This example is from Lewis and there is an example from Skye in the gallery. In other areas, like villages on the east coast, where fishing was the main income for families, line sculls were often more finely made. More recently rattan was used instead of willow.
As Linda Fitzptrick tells us in her article there are two types of line fishing. Sma’line or small line fishing was done in inshore waters in the winter between herring and gartlin (great line) seasons. The line could be up to a mile long and had up to1200 hooks. It was usually the women who were responsible for baiting their husbands line with shell fish or small fish. As the line was baited it was coiled in the basket with layers of grass between the line to prevent it from catching as it was fed out at sea.
The sculls were oval frame baskets, with gaps for handles at the sides that were usually shallower at one end to make it easier to feed the line out. The design however varied from region to region.
Some sculls like those that you can see being used in the picture of Auchmithie were nearly flat at one end and just slightly raised at the other. Another scull form was similarly very shallow, and was known as the Gourdon or the Arbroath scull. This has a bent wood frame mirroring the almost engineered quality of Arbroath rips. Its base is set with wooden struts, possibly to keep the scull off the ground so it would last longer.
These finer rattan woven sculls probably replaced willow ones in the 20th century. Rattan is stronger and lasts much longer than willow even if it keeps getting wet.
The shallow sculls used in this area contrast with the sculls used in Cromarty and Portnockie which were shorter but deeper at both ends.
Liz Balfour explained that there was always a reason for the design of baskets and the different designs of these sculls was probably to do with the type of boats used. Most line sculls used on the East coast were somewhere in between these extremes. For example others in the Anstruther Fisheries Museum were quite deep at one end but nearly flat at the other. Other places like Pittenweem had sculls that were made all of wood.
It seems that similar sculls were also used for the gratlin or great line fishing before large stake and strand baskets became popular for this purpose. Gratlin fishing took place in deeper waters further offshore, when fishing for bottom fish like plaice and haddock. These lines could be 15 miles long and have up to 5000 hooks on them. They were baited by the men while at sea with small fish that they caught on their way out.
Before being baited the lines needed to be stored unbaited in the sculls. To prevent the hooks getting tangled in the line they were stored by fixing the hooks over a thick rope or piece of cork that was fixed round the edge of the scull.
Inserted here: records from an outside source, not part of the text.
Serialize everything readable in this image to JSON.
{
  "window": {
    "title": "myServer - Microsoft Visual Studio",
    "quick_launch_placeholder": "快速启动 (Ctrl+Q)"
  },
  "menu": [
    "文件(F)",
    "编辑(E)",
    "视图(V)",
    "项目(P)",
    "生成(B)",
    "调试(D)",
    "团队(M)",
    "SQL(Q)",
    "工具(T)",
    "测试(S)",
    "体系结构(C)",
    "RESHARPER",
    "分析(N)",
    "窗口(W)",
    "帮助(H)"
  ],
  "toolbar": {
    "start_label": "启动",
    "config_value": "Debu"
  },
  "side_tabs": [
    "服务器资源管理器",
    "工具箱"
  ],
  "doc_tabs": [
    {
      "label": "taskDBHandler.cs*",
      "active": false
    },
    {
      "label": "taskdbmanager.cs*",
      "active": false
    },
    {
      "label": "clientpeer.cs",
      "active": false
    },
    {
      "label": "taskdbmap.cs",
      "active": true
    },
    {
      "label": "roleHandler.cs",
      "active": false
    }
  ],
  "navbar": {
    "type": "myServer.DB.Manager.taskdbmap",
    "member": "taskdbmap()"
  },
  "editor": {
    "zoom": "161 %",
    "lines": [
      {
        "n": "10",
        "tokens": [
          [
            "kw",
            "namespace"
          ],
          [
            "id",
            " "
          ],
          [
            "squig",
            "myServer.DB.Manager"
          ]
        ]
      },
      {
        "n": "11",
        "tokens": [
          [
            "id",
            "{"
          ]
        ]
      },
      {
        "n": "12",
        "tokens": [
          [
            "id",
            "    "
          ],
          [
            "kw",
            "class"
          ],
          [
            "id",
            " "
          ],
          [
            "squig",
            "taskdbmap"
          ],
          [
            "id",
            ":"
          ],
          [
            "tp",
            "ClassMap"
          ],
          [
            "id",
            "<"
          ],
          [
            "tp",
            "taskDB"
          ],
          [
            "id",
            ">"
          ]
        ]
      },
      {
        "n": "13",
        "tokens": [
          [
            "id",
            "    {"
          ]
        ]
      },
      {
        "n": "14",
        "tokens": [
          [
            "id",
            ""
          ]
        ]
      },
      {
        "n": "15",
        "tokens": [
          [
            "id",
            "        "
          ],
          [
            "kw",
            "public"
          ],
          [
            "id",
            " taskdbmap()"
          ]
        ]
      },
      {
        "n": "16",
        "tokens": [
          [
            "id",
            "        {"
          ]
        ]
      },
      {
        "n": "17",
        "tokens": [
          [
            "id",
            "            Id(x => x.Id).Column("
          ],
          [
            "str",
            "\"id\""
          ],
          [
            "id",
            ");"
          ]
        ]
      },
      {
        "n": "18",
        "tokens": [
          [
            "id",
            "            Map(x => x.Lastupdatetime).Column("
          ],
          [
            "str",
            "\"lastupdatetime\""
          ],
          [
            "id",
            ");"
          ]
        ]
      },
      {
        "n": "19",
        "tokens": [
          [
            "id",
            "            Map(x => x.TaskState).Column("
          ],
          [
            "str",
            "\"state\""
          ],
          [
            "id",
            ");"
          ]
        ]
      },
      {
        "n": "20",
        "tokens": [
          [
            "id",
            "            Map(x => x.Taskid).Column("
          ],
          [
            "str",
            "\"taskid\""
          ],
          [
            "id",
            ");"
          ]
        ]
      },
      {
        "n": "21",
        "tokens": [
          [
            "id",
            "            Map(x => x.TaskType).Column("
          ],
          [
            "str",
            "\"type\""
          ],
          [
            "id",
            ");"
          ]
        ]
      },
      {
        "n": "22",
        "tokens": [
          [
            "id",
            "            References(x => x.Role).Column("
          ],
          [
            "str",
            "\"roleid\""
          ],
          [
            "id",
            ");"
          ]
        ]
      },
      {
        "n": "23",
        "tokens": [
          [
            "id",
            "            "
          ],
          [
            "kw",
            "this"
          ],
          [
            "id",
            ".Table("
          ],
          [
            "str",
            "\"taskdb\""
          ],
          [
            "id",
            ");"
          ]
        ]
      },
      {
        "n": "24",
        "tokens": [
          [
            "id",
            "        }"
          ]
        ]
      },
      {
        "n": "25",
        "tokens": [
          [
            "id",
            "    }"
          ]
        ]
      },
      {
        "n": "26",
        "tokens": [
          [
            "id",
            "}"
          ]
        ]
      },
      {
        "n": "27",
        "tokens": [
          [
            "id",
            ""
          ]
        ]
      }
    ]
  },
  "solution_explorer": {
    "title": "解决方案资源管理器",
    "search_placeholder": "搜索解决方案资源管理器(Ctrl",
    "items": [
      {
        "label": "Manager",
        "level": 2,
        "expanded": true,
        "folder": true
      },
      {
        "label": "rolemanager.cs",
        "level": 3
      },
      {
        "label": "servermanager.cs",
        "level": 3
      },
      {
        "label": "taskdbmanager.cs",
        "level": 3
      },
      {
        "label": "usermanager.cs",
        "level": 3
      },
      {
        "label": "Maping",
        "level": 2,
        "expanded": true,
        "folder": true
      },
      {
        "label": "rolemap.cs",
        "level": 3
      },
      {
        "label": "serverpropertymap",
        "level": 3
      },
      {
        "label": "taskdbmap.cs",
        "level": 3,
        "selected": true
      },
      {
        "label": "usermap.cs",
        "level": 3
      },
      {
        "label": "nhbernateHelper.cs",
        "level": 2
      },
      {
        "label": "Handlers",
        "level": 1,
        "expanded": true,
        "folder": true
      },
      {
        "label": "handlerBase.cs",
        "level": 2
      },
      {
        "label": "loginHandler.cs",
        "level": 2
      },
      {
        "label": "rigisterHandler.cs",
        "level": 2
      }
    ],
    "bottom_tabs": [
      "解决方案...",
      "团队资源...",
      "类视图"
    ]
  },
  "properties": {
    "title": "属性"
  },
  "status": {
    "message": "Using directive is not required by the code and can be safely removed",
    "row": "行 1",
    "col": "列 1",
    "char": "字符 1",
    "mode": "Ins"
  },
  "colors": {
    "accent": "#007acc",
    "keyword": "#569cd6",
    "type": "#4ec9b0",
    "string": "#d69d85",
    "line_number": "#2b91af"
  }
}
by Julie Gurr
See alsoFrom Creels to Quarter Crans: the form and function of baskets used by the Scottish fishing community in the late 19th and early 20th centuries